What is needed » Look through the material below for "know". Copy every line that contains it.

Source information »
>>>

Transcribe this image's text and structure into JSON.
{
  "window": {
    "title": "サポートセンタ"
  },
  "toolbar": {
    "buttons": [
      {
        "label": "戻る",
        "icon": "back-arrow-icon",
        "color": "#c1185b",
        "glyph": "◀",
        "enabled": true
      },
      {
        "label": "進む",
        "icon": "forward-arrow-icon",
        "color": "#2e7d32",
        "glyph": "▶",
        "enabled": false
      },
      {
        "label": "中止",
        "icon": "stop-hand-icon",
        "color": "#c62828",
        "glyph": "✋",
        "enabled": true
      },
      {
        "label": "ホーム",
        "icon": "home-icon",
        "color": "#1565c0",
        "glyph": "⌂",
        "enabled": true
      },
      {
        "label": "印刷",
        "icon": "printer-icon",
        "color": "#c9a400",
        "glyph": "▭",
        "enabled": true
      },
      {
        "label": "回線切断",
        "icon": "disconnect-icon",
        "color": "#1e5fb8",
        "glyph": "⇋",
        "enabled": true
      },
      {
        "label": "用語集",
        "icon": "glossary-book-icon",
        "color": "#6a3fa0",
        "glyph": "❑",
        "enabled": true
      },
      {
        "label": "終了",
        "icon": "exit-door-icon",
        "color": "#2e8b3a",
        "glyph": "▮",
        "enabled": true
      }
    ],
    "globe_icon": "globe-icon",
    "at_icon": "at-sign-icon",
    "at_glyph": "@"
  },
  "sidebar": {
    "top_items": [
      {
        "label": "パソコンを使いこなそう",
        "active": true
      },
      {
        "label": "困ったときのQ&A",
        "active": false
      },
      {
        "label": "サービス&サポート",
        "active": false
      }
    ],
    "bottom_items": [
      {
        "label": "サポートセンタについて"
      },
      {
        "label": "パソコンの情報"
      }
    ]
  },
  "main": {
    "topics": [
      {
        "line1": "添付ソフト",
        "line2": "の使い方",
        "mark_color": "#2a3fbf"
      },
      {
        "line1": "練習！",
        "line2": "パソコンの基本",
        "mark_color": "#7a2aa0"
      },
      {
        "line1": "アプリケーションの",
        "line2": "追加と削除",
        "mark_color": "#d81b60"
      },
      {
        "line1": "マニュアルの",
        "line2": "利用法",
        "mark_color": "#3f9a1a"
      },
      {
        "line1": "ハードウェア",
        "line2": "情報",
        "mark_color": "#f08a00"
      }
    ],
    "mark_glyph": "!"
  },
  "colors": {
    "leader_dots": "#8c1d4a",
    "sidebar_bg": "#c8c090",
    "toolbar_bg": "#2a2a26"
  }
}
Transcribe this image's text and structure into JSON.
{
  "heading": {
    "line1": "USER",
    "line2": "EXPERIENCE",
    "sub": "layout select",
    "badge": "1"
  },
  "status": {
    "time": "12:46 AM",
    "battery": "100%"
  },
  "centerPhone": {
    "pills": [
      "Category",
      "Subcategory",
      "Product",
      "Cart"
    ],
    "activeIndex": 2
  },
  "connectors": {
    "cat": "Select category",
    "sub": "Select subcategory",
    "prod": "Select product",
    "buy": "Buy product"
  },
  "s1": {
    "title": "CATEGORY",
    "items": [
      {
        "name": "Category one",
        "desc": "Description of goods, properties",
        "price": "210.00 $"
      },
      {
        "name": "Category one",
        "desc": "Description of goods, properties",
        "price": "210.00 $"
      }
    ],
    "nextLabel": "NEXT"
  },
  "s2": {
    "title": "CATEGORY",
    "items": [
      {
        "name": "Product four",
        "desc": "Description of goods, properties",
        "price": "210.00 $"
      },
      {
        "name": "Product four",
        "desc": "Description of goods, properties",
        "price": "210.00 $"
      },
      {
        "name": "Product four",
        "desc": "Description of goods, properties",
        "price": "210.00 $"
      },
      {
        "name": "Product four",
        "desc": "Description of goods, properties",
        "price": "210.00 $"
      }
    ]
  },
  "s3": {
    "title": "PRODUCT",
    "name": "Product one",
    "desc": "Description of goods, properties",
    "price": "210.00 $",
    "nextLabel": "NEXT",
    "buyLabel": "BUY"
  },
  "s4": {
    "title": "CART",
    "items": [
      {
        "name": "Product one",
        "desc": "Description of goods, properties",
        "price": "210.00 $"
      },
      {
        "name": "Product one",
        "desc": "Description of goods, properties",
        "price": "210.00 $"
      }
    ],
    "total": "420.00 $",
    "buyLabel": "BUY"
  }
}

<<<
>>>

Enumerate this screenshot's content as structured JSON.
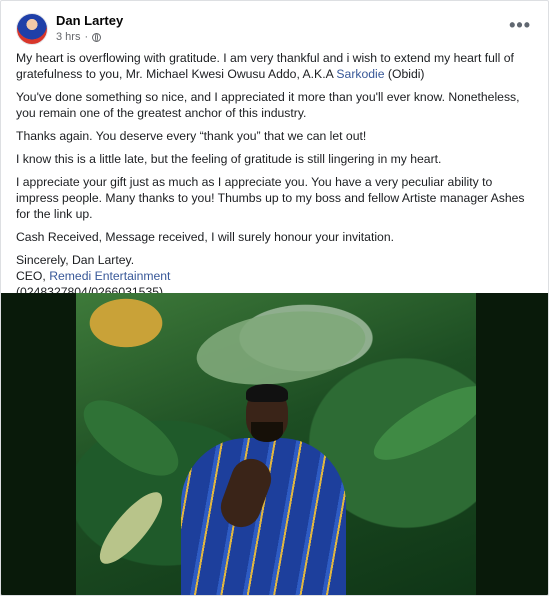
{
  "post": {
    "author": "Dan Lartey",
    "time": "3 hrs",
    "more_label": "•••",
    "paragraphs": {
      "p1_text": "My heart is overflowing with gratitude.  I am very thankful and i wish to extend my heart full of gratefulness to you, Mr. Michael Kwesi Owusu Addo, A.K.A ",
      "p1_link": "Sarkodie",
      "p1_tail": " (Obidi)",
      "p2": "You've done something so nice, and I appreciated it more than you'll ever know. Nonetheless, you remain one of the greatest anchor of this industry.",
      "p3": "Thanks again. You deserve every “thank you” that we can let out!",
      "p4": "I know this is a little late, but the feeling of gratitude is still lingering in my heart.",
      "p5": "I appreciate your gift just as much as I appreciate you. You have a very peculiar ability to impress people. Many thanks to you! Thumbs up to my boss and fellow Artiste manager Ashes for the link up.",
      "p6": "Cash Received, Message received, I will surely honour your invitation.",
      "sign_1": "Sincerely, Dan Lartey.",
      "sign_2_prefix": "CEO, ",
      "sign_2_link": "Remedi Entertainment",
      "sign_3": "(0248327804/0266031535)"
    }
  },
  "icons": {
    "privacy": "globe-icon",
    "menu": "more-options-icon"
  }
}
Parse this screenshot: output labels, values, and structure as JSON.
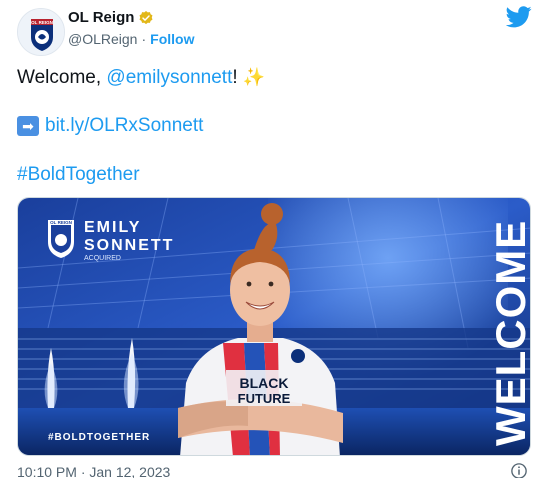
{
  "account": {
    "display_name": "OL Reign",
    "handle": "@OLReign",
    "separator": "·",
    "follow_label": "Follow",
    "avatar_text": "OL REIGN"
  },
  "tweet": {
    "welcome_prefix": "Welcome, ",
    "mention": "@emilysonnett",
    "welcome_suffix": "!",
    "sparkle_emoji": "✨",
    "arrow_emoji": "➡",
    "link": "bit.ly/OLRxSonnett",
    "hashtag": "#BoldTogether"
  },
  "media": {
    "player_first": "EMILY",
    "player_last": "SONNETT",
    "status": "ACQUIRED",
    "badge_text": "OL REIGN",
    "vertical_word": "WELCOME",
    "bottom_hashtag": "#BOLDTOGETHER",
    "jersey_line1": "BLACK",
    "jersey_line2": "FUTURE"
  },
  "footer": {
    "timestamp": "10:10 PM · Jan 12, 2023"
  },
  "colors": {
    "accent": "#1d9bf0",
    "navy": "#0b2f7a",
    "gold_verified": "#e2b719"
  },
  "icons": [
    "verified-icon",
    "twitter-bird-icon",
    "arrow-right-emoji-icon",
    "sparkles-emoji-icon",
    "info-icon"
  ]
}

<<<
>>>

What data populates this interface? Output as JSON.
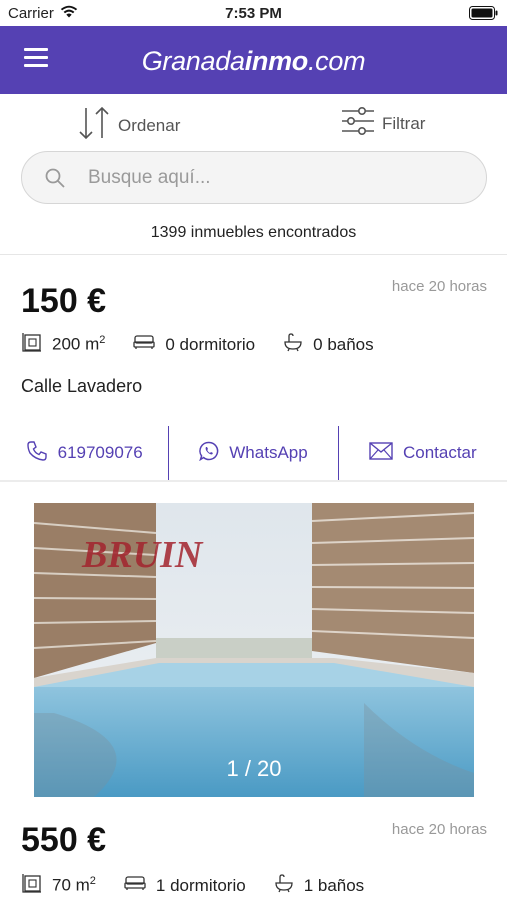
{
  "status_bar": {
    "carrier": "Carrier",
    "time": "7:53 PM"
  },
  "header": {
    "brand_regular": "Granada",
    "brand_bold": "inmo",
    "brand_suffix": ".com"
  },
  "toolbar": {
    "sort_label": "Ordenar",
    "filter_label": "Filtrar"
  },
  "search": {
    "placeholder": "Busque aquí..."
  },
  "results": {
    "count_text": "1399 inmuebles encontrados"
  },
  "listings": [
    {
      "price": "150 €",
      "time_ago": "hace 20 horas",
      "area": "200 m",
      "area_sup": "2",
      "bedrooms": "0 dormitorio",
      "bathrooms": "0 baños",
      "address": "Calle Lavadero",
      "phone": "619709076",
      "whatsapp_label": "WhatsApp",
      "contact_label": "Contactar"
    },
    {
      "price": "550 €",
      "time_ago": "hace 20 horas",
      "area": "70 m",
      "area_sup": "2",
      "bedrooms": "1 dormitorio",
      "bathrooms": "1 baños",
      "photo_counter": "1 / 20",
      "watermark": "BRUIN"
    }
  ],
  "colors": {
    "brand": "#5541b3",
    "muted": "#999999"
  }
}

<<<

Result for this exercise »
      "p2": "You've done something so nice, and I appreciated it more than you'll ever know. Nonetheless, you remain one of the greatest anchor of this industry.",
      "p4": "I know this is a little late, but the feeling of gratitude is still lingering in my heart.",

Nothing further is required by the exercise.